Work required
The answer must be every line below that contains the string "Сумма".

Supplied records
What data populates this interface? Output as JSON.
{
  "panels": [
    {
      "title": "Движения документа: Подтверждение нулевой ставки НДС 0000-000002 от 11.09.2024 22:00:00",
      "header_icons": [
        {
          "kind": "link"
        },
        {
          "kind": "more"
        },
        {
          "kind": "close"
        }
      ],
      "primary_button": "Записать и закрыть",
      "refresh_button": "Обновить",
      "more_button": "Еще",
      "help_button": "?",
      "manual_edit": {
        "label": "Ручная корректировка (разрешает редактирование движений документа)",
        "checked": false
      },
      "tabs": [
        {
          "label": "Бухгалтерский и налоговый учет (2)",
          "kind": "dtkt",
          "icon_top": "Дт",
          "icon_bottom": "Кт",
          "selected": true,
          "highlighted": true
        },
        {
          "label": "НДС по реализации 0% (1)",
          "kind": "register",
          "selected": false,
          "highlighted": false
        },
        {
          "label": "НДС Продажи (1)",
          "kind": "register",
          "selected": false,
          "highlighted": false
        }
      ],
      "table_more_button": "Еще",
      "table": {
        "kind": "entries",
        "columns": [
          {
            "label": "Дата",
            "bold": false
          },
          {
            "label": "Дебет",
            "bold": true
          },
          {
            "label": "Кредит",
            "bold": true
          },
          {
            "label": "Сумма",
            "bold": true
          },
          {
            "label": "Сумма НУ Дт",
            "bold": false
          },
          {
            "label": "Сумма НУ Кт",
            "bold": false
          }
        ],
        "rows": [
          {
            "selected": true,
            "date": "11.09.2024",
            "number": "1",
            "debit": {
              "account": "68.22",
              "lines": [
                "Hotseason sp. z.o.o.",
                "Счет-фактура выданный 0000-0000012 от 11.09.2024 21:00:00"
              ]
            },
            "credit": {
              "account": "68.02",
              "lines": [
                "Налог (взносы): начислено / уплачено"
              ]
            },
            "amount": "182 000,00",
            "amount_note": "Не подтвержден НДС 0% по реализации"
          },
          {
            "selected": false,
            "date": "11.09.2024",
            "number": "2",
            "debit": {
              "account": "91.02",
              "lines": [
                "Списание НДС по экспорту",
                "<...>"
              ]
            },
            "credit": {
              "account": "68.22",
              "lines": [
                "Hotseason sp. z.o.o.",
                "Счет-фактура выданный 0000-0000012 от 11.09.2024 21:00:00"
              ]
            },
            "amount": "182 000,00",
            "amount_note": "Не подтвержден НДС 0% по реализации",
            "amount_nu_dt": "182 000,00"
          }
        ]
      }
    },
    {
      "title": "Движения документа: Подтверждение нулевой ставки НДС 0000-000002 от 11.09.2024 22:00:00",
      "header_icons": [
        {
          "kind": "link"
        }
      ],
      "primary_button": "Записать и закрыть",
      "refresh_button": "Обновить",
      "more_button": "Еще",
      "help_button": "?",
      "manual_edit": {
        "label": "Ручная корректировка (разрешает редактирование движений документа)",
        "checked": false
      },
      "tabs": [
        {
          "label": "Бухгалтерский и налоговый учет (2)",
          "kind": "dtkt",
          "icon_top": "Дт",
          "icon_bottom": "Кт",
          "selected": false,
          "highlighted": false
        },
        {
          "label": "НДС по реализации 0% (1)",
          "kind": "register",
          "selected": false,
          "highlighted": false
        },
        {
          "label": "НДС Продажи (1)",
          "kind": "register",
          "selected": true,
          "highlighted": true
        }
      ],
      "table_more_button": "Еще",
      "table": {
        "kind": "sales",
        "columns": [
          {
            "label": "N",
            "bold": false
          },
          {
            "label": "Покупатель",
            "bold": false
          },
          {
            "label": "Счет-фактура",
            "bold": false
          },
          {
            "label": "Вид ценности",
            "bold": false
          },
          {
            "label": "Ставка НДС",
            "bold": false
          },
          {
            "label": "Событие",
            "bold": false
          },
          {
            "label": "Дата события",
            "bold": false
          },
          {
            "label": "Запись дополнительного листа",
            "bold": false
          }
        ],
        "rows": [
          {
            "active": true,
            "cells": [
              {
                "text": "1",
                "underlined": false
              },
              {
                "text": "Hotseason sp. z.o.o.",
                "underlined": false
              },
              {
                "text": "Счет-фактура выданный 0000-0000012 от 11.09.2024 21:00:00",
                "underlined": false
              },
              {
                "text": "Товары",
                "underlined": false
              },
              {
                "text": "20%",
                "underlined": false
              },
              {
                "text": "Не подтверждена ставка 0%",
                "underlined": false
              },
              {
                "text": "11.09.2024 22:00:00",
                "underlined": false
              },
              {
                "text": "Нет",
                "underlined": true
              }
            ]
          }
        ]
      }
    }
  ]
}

The answer
            "label": "Сумма",
            "label": "Сумма НУ Дт",
            "label": "Сумма НУ Кт",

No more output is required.